This is not only untrue; it is laughably untrue. Sometimes supporters of big government spending claim that government is more efficient because it doesn’t need to make profits. Sometimes they say it doesn’t need to spend on advertising. Sometimes they say it can borrow more cheaply than private businesses because it has taxpayer backing. The facts show that even with profits, advertising and higher borrowing costs, the private sector is vastly more efficient. The UK’s nationalized industries were ailing giants that gobbled subsidies when they were state-owned. When they were privatized they became profitable private companies that paid taxes instead of collecting subsidies.
Private investors are more careful because it is their own money at risk. The public sector corresponds to the fourth quarter of Milton Friedman’s quadrant: they spend other people’s money on somebody else. The private sector is competitive; it has to attract funds competitively. It has to anticipate future demand to avoid investing unproductively. Private projects seek ways to curb costs, to employ people efficiently, and to keep as close as they can to a timetable.

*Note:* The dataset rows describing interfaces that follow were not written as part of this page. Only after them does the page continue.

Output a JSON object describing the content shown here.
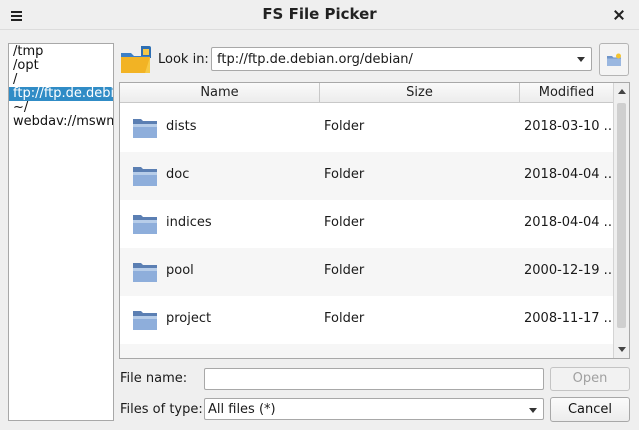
{
  "window": {
    "title": "FS File Picker"
  },
  "places": [
    {
      "label": "/tmp",
      "selected": false
    },
    {
      "label": "/opt",
      "selected": false
    },
    {
      "label": "/",
      "selected": false
    },
    {
      "label": "ftp://ftp.de.debian.org/debian/",
      "selected": true
    },
    {
      "label": "~/",
      "selected": false
    },
    {
      "label": "webdav://mswms",
      "selected": false
    }
  ],
  "lookin": {
    "label": "Look in:",
    "value": "ftp://ftp.de.debian.org/debian/"
  },
  "columns": {
    "name": "Name",
    "size": "Size",
    "modified": "Modified"
  },
  "files": [
    {
      "name": "dists",
      "size": "Folder",
      "modified": "2018-03-10 ..."
    },
    {
      "name": "doc",
      "size": "Folder",
      "modified": "2018-04-04 ..."
    },
    {
      "name": "indices",
      "size": "Folder",
      "modified": "2018-04-04 ..."
    },
    {
      "name": "pool",
      "size": "Folder",
      "modified": "2000-12-19 ..."
    },
    {
      "name": "project",
      "size": "Folder",
      "modified": "2008-11-17 ..."
    }
  ],
  "filename": {
    "label": "File name:",
    "value": "",
    "open_label": "Open"
  },
  "filetype": {
    "label": "Files of type:",
    "value": "All files (*)",
    "cancel_label": "Cancel"
  },
  "colors": {
    "selection": "#308cc6",
    "folder": "#5b7fb3"
  }
}
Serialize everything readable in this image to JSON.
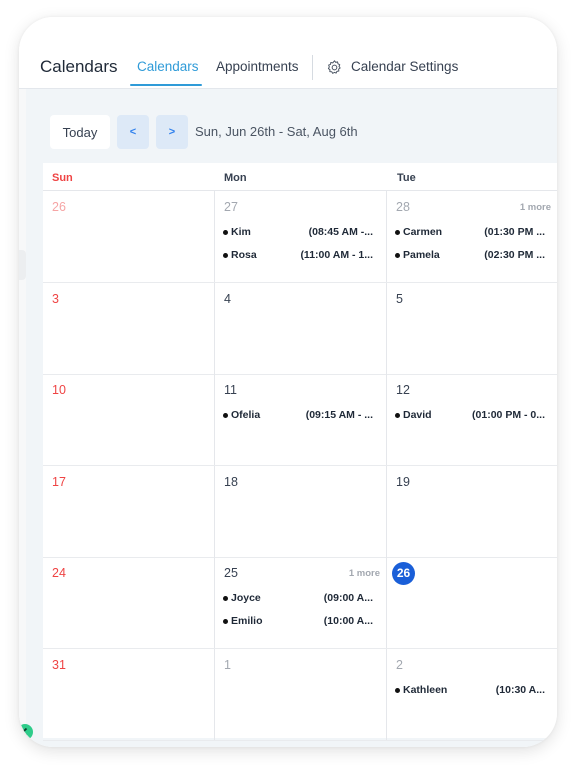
{
  "header": {
    "app_title": "Calendars",
    "tabs": [
      {
        "label": "Calendars",
        "active": true
      },
      {
        "label": "Appointments",
        "active": false
      }
    ],
    "settings_label": "Calendar Settings",
    "settings_icon": "gear-icon"
  },
  "toolbar": {
    "today_label": "Today",
    "prev_label": "<",
    "next_label": ">",
    "range_label": "Sun, Jun 26th - Sat, Aug 6th"
  },
  "calendar": {
    "days_of_week": [
      "Sun",
      "Mon",
      "Tue"
    ],
    "today_color": "#1a5fd8",
    "weekend_color": "#ef4444",
    "weeks": [
      {
        "days": [
          {
            "num": "26",
            "muted": true,
            "events": []
          },
          {
            "num": "27",
            "muted": true,
            "events": [
              {
                "name": "Kim",
                "time": "(08:45 AM -..."
              },
              {
                "name": "Rosa",
                "time": "(11:00 AM - 1..."
              }
            ]
          },
          {
            "num": "28",
            "muted": true,
            "more": "1 more",
            "events": [
              {
                "name": "Carmen",
                "time": "(01:30 PM ..."
              },
              {
                "name": "Pamela",
                "time": "(02:30 PM ..."
              }
            ]
          }
        ]
      },
      {
        "days": [
          {
            "num": "3",
            "events": []
          },
          {
            "num": "4",
            "events": []
          },
          {
            "num": "5",
            "events": []
          }
        ]
      },
      {
        "days": [
          {
            "num": "10",
            "events": []
          },
          {
            "num": "11",
            "events": [
              {
                "name": "Ofelia",
                "time": "(09:15 AM - ..."
              }
            ]
          },
          {
            "num": "12",
            "events": [
              {
                "name": "David",
                "time": "(01:00 PM - 0..."
              }
            ]
          }
        ]
      },
      {
        "days": [
          {
            "num": "17",
            "events": []
          },
          {
            "num": "18",
            "events": []
          },
          {
            "num": "19",
            "events": []
          }
        ]
      },
      {
        "days": [
          {
            "num": "24",
            "events": []
          },
          {
            "num": "25",
            "more": "1 more",
            "events": [
              {
                "name": "Joyce",
                "time": "(09:00 A..."
              },
              {
                "name": "Emilio",
                "time": "(10:00 A..."
              }
            ]
          },
          {
            "num": "26",
            "today": true,
            "events": []
          }
        ]
      },
      {
        "days": [
          {
            "num": "31",
            "events": []
          },
          {
            "num": "1",
            "muted": true,
            "events": []
          },
          {
            "num": "2",
            "muted": true,
            "events": [
              {
                "name": "Kathleen",
                "time": "(10:30 A..."
              }
            ]
          }
        ]
      }
    ]
  },
  "sidebar": {
    "collapse_icon": "chevron-left-icon"
  }
}
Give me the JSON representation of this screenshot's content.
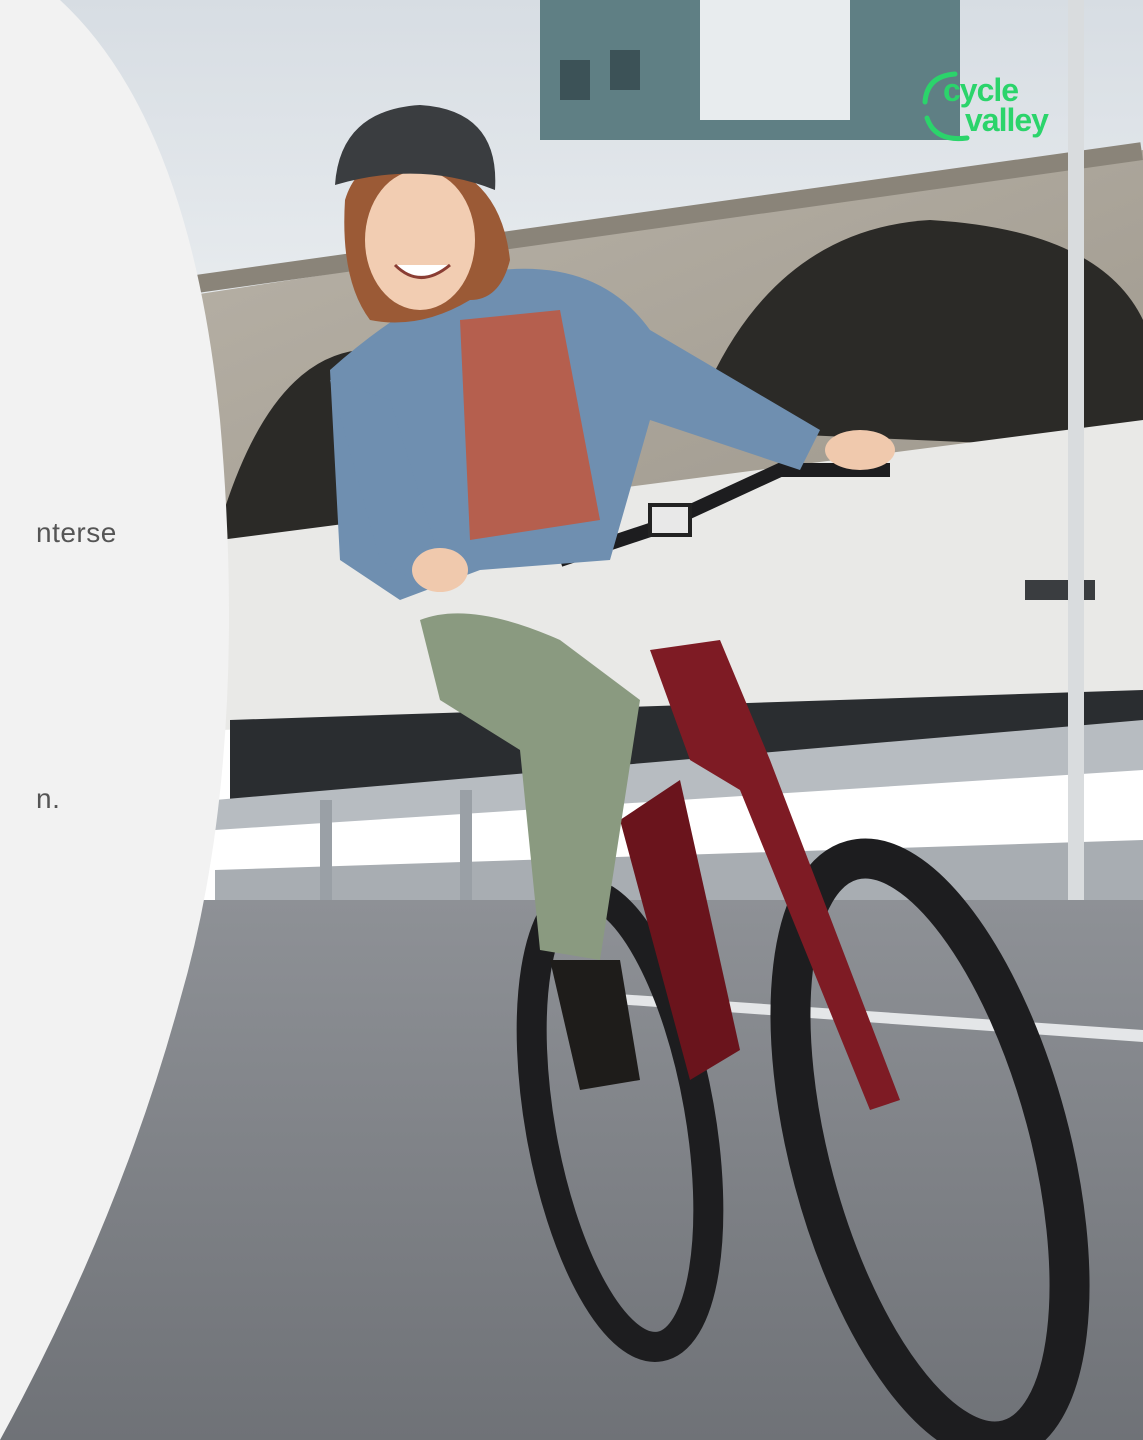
{
  "slide": {
    "text_fragments": [
      "nterse",
      "n."
    ]
  },
  "brand": {
    "logo_line1": "cycle",
    "logo_line2": "valley",
    "logo_color": "#2bd46b",
    "panel_color": "#f2f2f2"
  },
  "photo": {
    "subject": "woman-riding-e-bike-icon"
  }
}
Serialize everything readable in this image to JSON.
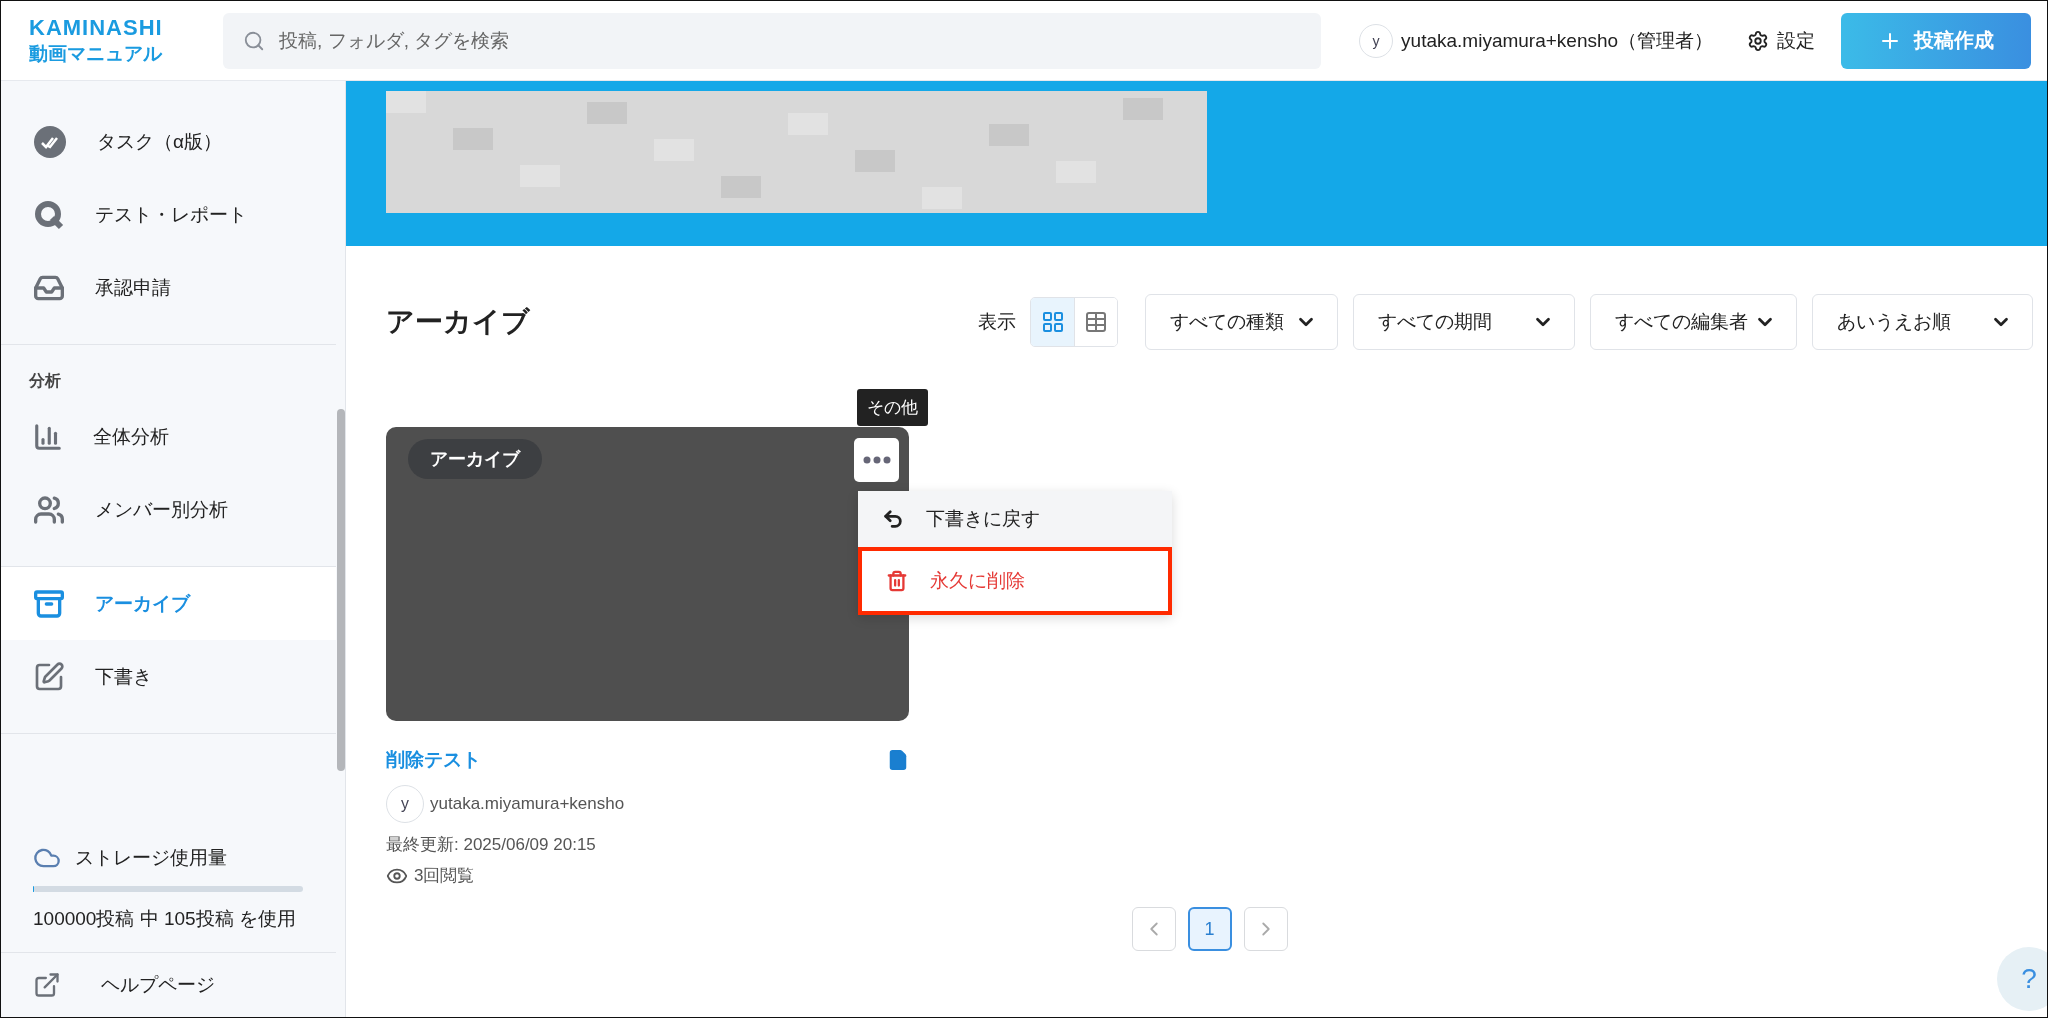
{
  "header": {
    "logo": {
      "brand": "KAMINASHI",
      "product": "動画マニュアル"
    },
    "search": {
      "placeholder": "投稿, フォルダ, タグを検索"
    },
    "user": {
      "avatar": "y",
      "name": "yutaka.miyamura+kensho（管理者）"
    },
    "settings": "設定",
    "create_button": "投稿作成"
  },
  "sidebar": {
    "sections": [
      {
        "items": [
          {
            "kind": "task",
            "label": "タスク（α版）",
            "selected": false
          },
          {
            "kind": "test",
            "label": "テスト・レポート",
            "selected": false
          },
          {
            "kind": "approval",
            "label": "承認申請",
            "selected": false
          }
        ]
      },
      {
        "heading": "分析",
        "items": [
          {
            "kind": "overall",
            "label": "全体分析",
            "selected": false
          },
          {
            "kind": "members",
            "label": "メンバー別分析",
            "selected": false
          }
        ]
      },
      {
        "items": [
          {
            "kind": "archive",
            "label": "アーカイブ",
            "selected": true
          },
          {
            "kind": "draft",
            "label": "下書き",
            "selected": false
          }
        ]
      }
    ],
    "storage": {
      "label": "ストレージ使用量",
      "level": 0.00105,
      "usage": "100000投稿 中 105投稿 を使用"
    },
    "help": "ヘルプページ"
  },
  "content": {
    "title": "アーカイブ",
    "view_label": "表示",
    "view_modes": [
      {
        "kind": "grid",
        "selected": true
      },
      {
        "kind": "list",
        "selected": false
      }
    ],
    "filters": [
      "すべての種類",
      "すべての期間",
      "すべての編集者",
      "あいうえお順"
    ],
    "cards": [
      {
        "badge": "アーカイブ",
        "tooltip": "その他",
        "title": "削除テスト",
        "author_avatar": "y",
        "author": "yutaka.miyamura+kensho",
        "updated": "最終更新: 2025/06/09 20:15",
        "views": "3回閲覧",
        "menu": [
          {
            "kind": "restore",
            "label": "下書きに戻す",
            "highlighted": false
          },
          {
            "kind": "delete",
            "label": "永久に削除",
            "highlighted": true
          }
        ]
      }
    ],
    "pages": [
      {
        "label": "1",
        "selected": true
      }
    ]
  },
  "help_button": "?"
}
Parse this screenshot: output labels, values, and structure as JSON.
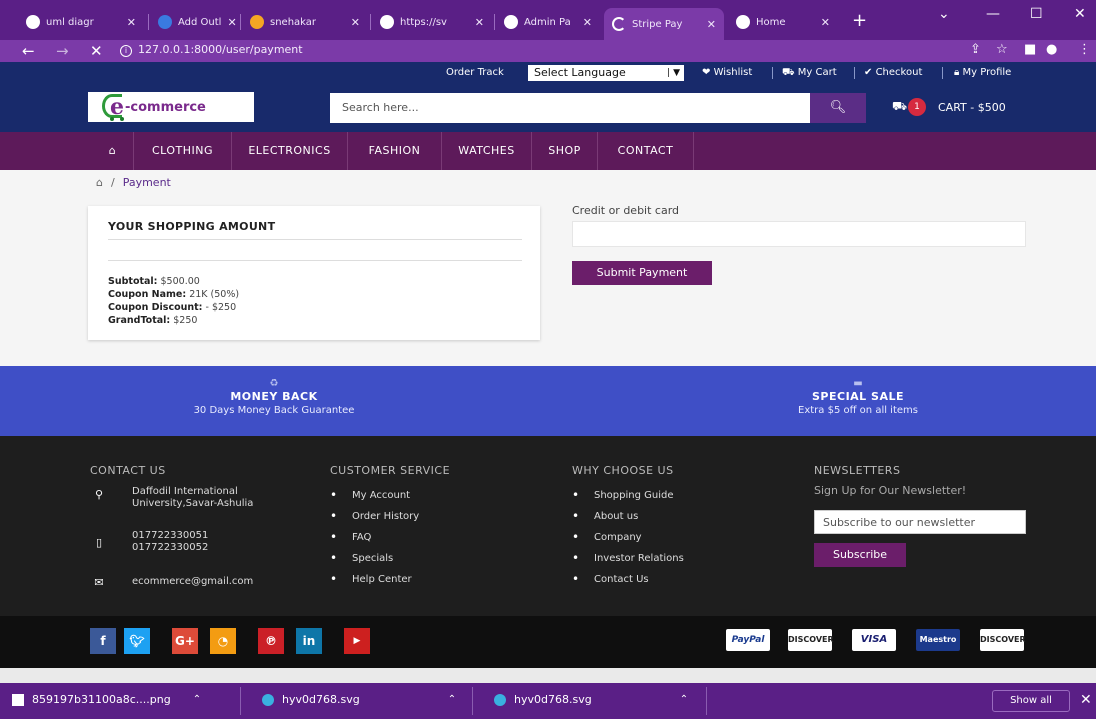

Public projects are notorious for cost overruns, for over-manning, and for being completed years behind schedule. Private projects are undertaken in response to market signals; they are subject to commercial pressures. The aim is to produce items that will meet future demand and generate profits. Public projects, by contrast, are subject to political pressures. They are often undertaken with a view to electoral popularity. The projects chosen, their scope and their location are often undertaken to secure the backing of various interest groups and localities, in the hope that this will translate into electoral support. None of this makes for efficient spending by governments.